Nicole Loeffler-Gladstone's blog

Have you heard? The Australian Ballet, Bolshoi Ballet, Royal Ballet, San Francisco Ballet and National Ballet of Canada are teaming up for a truly epic day of behind-the-scenes access. October 1st is World Ballet Day. 

As if Wendy Whelan’s imminent retirement wasn’t a hard enough pill to swallow, news that Pacific Northwest Ballet’s Carla Körbes will retire in June 2015 makes this an even sadder year for ballet.

Körbes started her career at New York City Ballet, before being hired as a soloist at PNB in 2005. In 2006 she was promoted to principal. Körbes has been lauded for her dancing in Balanchine ballets, and has originated roles in ballets by Peter Martins, Benjamin Millepied, Christopher Wheeldon and Twyla Tharp among others. 

Recently retired Miami City Ballet dancer Ezra Hurwitz has found a second calling as a filmmaker. His latest is a peek into the life, or maybe the mind, of New York City Ballet principal Sara Mearns.

 

In her book Apollo’s Angels, Jennifer Homans infamously announced that ballet is dying.

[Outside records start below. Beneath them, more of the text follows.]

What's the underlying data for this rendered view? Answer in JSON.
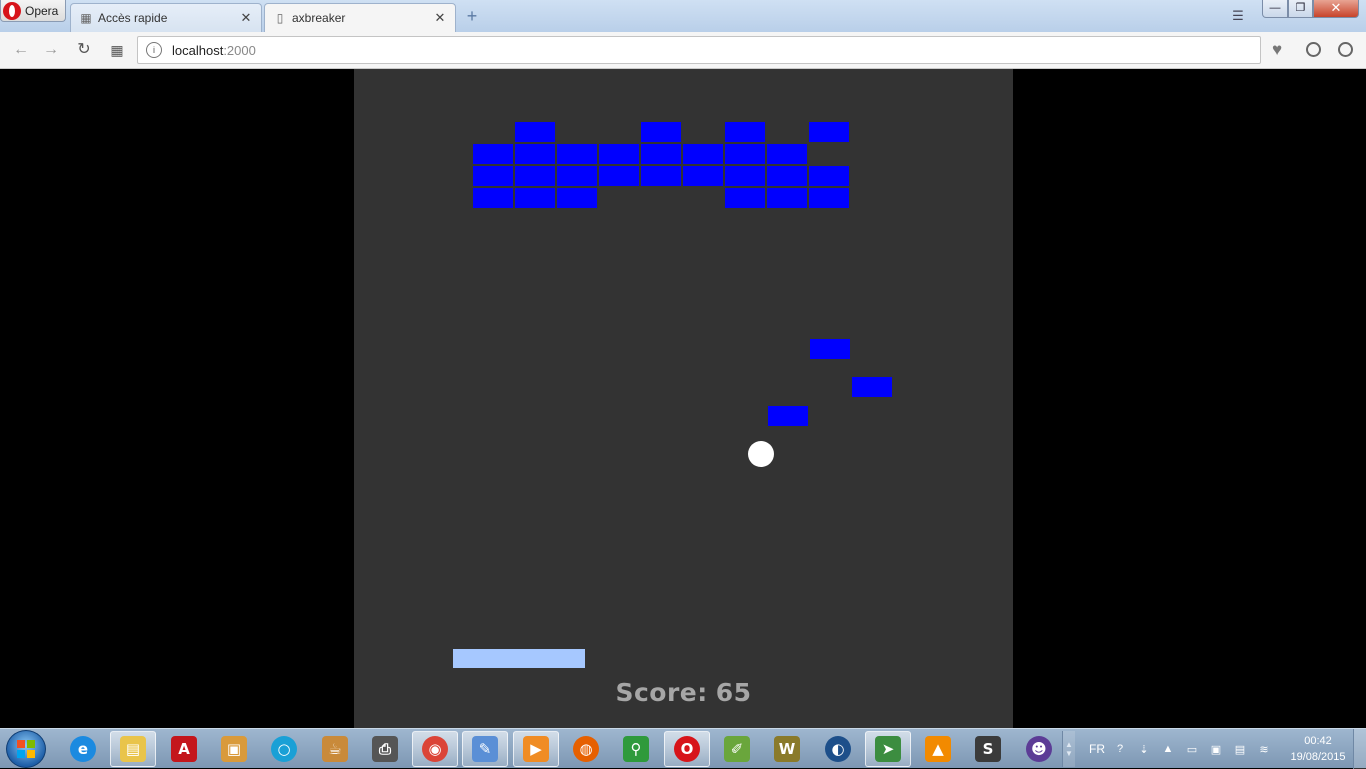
{
  "browser": {
    "menu_label": "Opera",
    "tabs": [
      {
        "label": "Accès rapide",
        "icon": "speed-dial-icon",
        "close": "✕"
      },
      {
        "label": "axbreaker",
        "icon": "document-icon",
        "close": "✕"
      }
    ],
    "new_tab_glyph": "+",
    "url_host": "localhost",
    "url_port": ":2000"
  },
  "game": {
    "score_label": "Score:",
    "score_value": "65",
    "colors": {
      "background": "#333333",
      "brick": "#0000ff",
      "paddle": "#a6c8ff",
      "ball": "#ffffff",
      "score_text": "#a6a6a6"
    },
    "bricks": [
      {
        "col": 1,
        "row": 0
      },
      {
        "col": 4,
        "row": 0
      },
      {
        "col": 6,
        "row": 0
      },
      {
        "col": 8,
        "row": 0
      },
      {
        "col": 0,
        "row": 1
      },
      {
        "col": 1,
        "row": 1
      },
      {
        "col": 2,
        "row": 1
      },
      {
        "col": 3,
        "row": 1
      },
      {
        "col": 4,
        "row": 1
      },
      {
        "col": 5,
        "row": 1
      },
      {
        "col": 6,
        "row": 1
      },
      {
        "col": 7,
        "row": 1
      },
      {
        "col": 0,
        "row": 2
      },
      {
        "col": 1,
        "row": 2
      },
      {
        "col": 2,
        "row": 2
      },
      {
        "col": 3,
        "row": 2
      },
      {
        "col": 4,
        "row": 2
      },
      {
        "col": 5,
        "row": 2
      },
      {
        "col": 6,
        "row": 2
      },
      {
        "col": 7,
        "row": 2
      },
      {
        "col": 8,
        "row": 2
      },
      {
        "col": 0,
        "row": 3
      },
      {
        "col": 1,
        "row": 3
      },
      {
        "col": 2,
        "row": 3
      },
      {
        "col": 6,
        "row": 3
      },
      {
        "col": 7,
        "row": 3
      },
      {
        "col": 8,
        "row": 3
      }
    ],
    "falling_bricks": 3
  },
  "taskbar": {
    "apps": [
      {
        "name": "internet-explorer",
        "glyph": "e",
        "color": "#1b8ae0",
        "shape": "circle"
      },
      {
        "name": "file-explorer",
        "glyph": "▤",
        "color": "#e9c44a",
        "shape": "square"
      },
      {
        "name": "adobe-reader",
        "glyph": "A",
        "color": "#c4161c",
        "shape": "square"
      },
      {
        "name": "image-viewer",
        "glyph": "▣",
        "color": "#d99a3b",
        "shape": "square"
      },
      {
        "name": "ring-app",
        "glyph": "○",
        "color": "#1aa0d6",
        "shape": "circle"
      },
      {
        "name": "coffee-app",
        "glyph": "☕",
        "color": "#c98a3a",
        "shape": "square"
      },
      {
        "name": "printer-app",
        "glyph": "⎙",
        "color": "#555555",
        "shape": "square"
      },
      {
        "name": "chrome",
        "glyph": "◉",
        "color": "#db4437",
        "shape": "circle"
      },
      {
        "name": "paint",
        "glyph": "✎",
        "color": "#5a8fd6",
        "shape": "square"
      },
      {
        "name": "media-player",
        "glyph": "▶",
        "color": "#f08c24",
        "shape": "square"
      },
      {
        "name": "firefox",
        "glyph": "◍",
        "color": "#e66000",
        "shape": "circle"
      },
      {
        "name": "green-app",
        "glyph": "⚲",
        "color": "#2f9a3c",
        "shape": "square"
      },
      {
        "name": "opera",
        "glyph": "O",
        "color": "#d7141a",
        "shape": "circle"
      },
      {
        "name": "notepad-plus",
        "glyph": "✐",
        "color": "#6aa63c",
        "shape": "square"
      },
      {
        "name": "bookmark-app",
        "glyph": "W",
        "color": "#8a7a2a",
        "shape": "square"
      },
      {
        "name": "audio-app",
        "glyph": "◐",
        "color": "#1d4f8a",
        "shape": "circle"
      },
      {
        "name": "paper-plane-app",
        "glyph": "➤",
        "color": "#3c8d40",
        "shape": "square"
      },
      {
        "name": "vlc",
        "glyph": "▲",
        "color": "#f28a00",
        "shape": "square"
      },
      {
        "name": "sublime-text",
        "glyph": "S",
        "color": "#3b3b3b",
        "shape": "square"
      },
      {
        "name": "cat-app",
        "glyph": "☻",
        "color": "#5c3c96",
        "shape": "circle"
      }
    ],
    "lang": "FR",
    "time": "00:42",
    "date": "19/08/2015"
  }
}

Though the statement ruffled a lot of feathers in the ballet world, it’s not unreasonable to wonder what direction ballet will take in the 21st century.

 

Misty Copeland's curtain call after her debut (photo courtesy American Ballet Theatre)

 

Misty Copeland will dance her Odette/Odile debut in American Ballet Theatre’s Swan Lake on Wednesday, September 3, during the company’s tour to Brisbane, Australia.

 

Julie Diana in rehearsal for John Cranko's Romeo and Juliet

(photo by Pete Checchia)

 

On Thursday, August 21, the Joffrey Ballet will live-stream a rehearsal of Christopher Wheeldon's Swan Lake. Wheeldon will be in attendance to coach the dancers, while Joffrey artistic director Ashley Wheater will host and conduct interviews with the dancers during rehearsal breaks.

 

Andrew Bartee, a former Pacific Northwest Ballet company member and current dancer with Ballet BC, will premiere his latest work—Dirty Goods—as part of the Wolf Trap Foundation's "Face of America" series on August 27. The piece was commissioned for Wolf Trap Foundation, and utilizes filmed site specific performance in Olympic National Park, music by the Portland-based band The Chromatics and dancers from Pacific Northwest Ballet.

No matter how weird it gets, contemporary ballet is still ballet. Sure there are gradations—and yes, there’s the eventual hair-splitting difference between contemporary ballet and contemporary dance—but when a ballet company performs something “contemporary,” it’s likely that the piece will fit safely within a handful of stylistic guidelines.